(3)  European Commission, ‘White Paper on Artificial Intelligence: A European Approach to Excellence and Trust’, 2020; European Commission, ‘Report on the Safety and Liability Implications of Artificial Intelligence, the Internet of Things and Robotics’, 2020; European Commission, ‘Liability for Artificial Intelligence and Other Emerging Digital Technologies’, 2019; The Ministry of Economy, Trade and Industry (‘METI’), ‘Governance Guidelines for Implementation of AI Principles ver. 1.0’, 2021; Hong Kong Monetary Authority (‘HKMA’), ‘High-Level Principles on Artificial Intelligence’, 2019; The International Organisation of Securities Commissions (‘IOSCO’), ‘The Use of Artificial Intelligence and Machine Learning by Market Intermediaries and Asset Managers’, ; Financial Stability Board, note 9 above; Bundesanstalt für Finanzdienstleistungsaufsicht (‘BaFin’), ‘Big Data Meets Artificial Intelligence – Results of the Consultation on BaFin’s Report’, 21 March 2019, ; Information Commissioner’s Office, ‘Guidance on the AI Auditing Framework Draft Guidance for Consultation’, 2020; Information Commissioner’s Office, ‘Explaining Decisions Made with AI’, 2020; Personal Data Protection Commission, ‘Model Artificial Intelligence Governance Framework (2nd ed)’, Singapore, 2020.

(4) Directive 2014/65/EU of the European Parliament and of the Council of 15 May 2014 on Markets in Financial Instruments and Amending Directive 2002/92/EC and Directive 2011/61/EU; European Commission, ‘RTS 6’, 2016; Financial Conduct Authority, ‘The Senior Managers and Certification Regime: Guide for FCA Solo-Regulated Firms’ (‘SM&CR’), July 2019, ; Regulation (EU) 2016/679 of the European Parliament and of the Council of 27 April 2016 on the Protection of Natural Persons with Regard to the Processing of Personal Data (General Data Protection Regulation), 27 April 2016,; European Parliament, ‘Proposal for an Artificial Intelligence Act’, 2021; People’s Bank of China, ‘Guiding Opinions of the PBOC, the China Banking and Insurance Regulatory Commission, the China Securities Regulatory Commission, and the State Administration of Foreign Exchange on Regulating the Asset Management Business of Financial Institutions’, 27 April 2018.

(5)  European Parliament resolution of 20 October 2020 with recommendations to the Commission on a civil liability regime for artificial intelligence (2020/2014(INL))

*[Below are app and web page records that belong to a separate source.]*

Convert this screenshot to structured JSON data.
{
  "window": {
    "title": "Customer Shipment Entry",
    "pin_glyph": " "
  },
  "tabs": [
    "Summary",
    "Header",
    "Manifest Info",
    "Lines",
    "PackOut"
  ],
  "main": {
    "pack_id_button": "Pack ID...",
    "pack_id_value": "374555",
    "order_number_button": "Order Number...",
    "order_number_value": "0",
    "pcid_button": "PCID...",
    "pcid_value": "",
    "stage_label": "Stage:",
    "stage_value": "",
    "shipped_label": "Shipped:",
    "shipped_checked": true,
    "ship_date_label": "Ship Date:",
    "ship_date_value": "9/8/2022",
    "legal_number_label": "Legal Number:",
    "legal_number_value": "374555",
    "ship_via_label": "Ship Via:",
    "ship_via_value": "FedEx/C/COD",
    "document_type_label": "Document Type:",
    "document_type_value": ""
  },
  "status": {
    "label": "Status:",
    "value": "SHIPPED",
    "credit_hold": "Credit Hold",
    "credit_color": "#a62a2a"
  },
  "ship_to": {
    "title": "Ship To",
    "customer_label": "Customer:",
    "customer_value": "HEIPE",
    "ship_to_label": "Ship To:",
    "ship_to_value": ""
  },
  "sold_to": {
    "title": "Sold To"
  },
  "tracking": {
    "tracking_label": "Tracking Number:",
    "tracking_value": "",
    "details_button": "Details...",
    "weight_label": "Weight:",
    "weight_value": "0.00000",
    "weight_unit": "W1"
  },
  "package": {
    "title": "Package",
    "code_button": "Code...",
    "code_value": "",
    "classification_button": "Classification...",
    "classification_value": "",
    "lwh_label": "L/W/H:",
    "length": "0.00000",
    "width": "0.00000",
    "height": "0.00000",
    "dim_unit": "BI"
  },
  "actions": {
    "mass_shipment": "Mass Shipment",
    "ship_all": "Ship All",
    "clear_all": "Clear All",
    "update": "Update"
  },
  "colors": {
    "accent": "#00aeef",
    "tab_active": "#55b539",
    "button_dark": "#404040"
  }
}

(6)  Interestingly, poor data governance could trigger the same fine as engaging with outright prohibited practices.